Growth

While I have definitely learned from making mistakes in my life, I admittedly prefer a different approach to the learning process in business. Trial-and-error, in my book, causes too much stress, not enough joy and oftentimes unnecessary financial loss. For that reason, I work very hard to watch and listen to those who have learned before me when preparing for any major moves with S’well. Expansion is no exception.

Providing S’well bottles to as many people as possible was a dream of mine from the outset. Anything we, as a company, could do to cut down on the use of plastic bottles and also help people express themselves in a fun and fashionable way was the ultimate goal. I knew there would be a ton of risk in not only expanding beyond our New York City base to other regions in the US, but also beyond our borders, into new countries and continents. Because of this, we had to know the ins and outs of each region, understand the various markets and our day-to-day consumers in a deep and meaningful way to be able to mitigate risk through our growth process.

Last year, we expanded into Asia. This year we opened offices in London and Hong Kong and have products on show in Berlin, Paris and London. It’s been a total rush and we have learned a ton along the way, while staying smart with each and every move. Here are three things that have worked in our favor:

1. Build a solid foundation

Expansion couldn’t begin without some major pieces in place. We needed to ensure we had the right product mix to offer to new markets. And we could only have this with a deep understanding of trends and sales in our home market. We spent our first five years getting to know our core customer. We then translated that information to our overseas customer to help us create maximum love in the new territories.

2. Develop the right product mix

Because customers are not a one-size-fits-all, you have to make sure you’re creating a product that will resonate in each new market. Similar to fashion lines, we release new products via seasonal development two times a year – Spring/Summer and Fall/Holidays. This keeps S’well fresh and at the forefront of new trends. We bring these seasonal developments to new markets, using past seasons to predict success in the less known markets. We also use our new global experiences to influence design decisions at home.

3. Operationalize effectively 

While design appeals to customers, so too does having access to products. You have to be able to create the means to deliver product to your new regions and this takes careful planning. It is much more complicated to sell into international markets. Each country has specific requirements, paperwork, testing, language, shipping and more. You name it and there is probably a special approach for it. Because of this, you have to know the nuances, then plan and prepare for what you know – and for the hard part – what you don’t know.  We make sure we are set up properly at the start before calling on and receiving calls from our top accounts overseas.

You only get to be new to a market once, so you have to get it right the first time.

At the end of the day, it can be hard to not jump the gun in the expansion process. You may be receiving calls from partners all over the world wanting to bring your product to their market. You might be imagining yourself or your team jet-setting to exotic destinations to be onsite for launches.
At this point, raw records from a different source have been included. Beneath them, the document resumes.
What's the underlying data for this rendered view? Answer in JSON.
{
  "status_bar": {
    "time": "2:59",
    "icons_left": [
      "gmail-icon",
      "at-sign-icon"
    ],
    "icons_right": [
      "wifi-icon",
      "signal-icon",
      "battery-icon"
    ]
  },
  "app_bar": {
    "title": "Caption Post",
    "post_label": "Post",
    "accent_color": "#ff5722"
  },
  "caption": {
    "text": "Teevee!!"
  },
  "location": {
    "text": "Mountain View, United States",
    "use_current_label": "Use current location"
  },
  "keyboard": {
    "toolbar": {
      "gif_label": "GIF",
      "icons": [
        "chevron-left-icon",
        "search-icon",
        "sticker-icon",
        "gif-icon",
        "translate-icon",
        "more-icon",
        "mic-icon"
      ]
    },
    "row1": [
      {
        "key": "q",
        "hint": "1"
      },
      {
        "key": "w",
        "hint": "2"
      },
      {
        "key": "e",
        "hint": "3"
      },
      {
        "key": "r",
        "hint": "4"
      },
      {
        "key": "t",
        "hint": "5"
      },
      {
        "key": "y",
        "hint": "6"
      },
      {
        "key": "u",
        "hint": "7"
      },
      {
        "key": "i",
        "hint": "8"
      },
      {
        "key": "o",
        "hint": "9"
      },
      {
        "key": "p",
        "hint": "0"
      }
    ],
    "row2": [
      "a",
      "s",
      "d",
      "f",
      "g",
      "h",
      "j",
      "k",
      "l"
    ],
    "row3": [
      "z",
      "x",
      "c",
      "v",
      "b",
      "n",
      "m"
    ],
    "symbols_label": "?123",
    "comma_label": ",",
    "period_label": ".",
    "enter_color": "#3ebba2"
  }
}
You may even be imagining the speech you’ll give the team about achieving your dreams and the trajectory of the company– up! But you only get to be new to a market once, so you have to get it right the first time. By being thoughtful in your approach, knowing your product inside and out and having a deep understanding of customers in each market (new and old), you’ll be a success from the start.

Sarah Kauss

About the Author


Sarah Kauss


Sarah Kauss created the first “hydration accessory” bottle that looks great and does good. As founder of S’well, Sarah has been honored as a Fortune Magazine “40 Under 40” honoree and Ernst and Young Entrepreneurial Winning Woman. She is a graduate of Harvard Business School and the University of Colorado.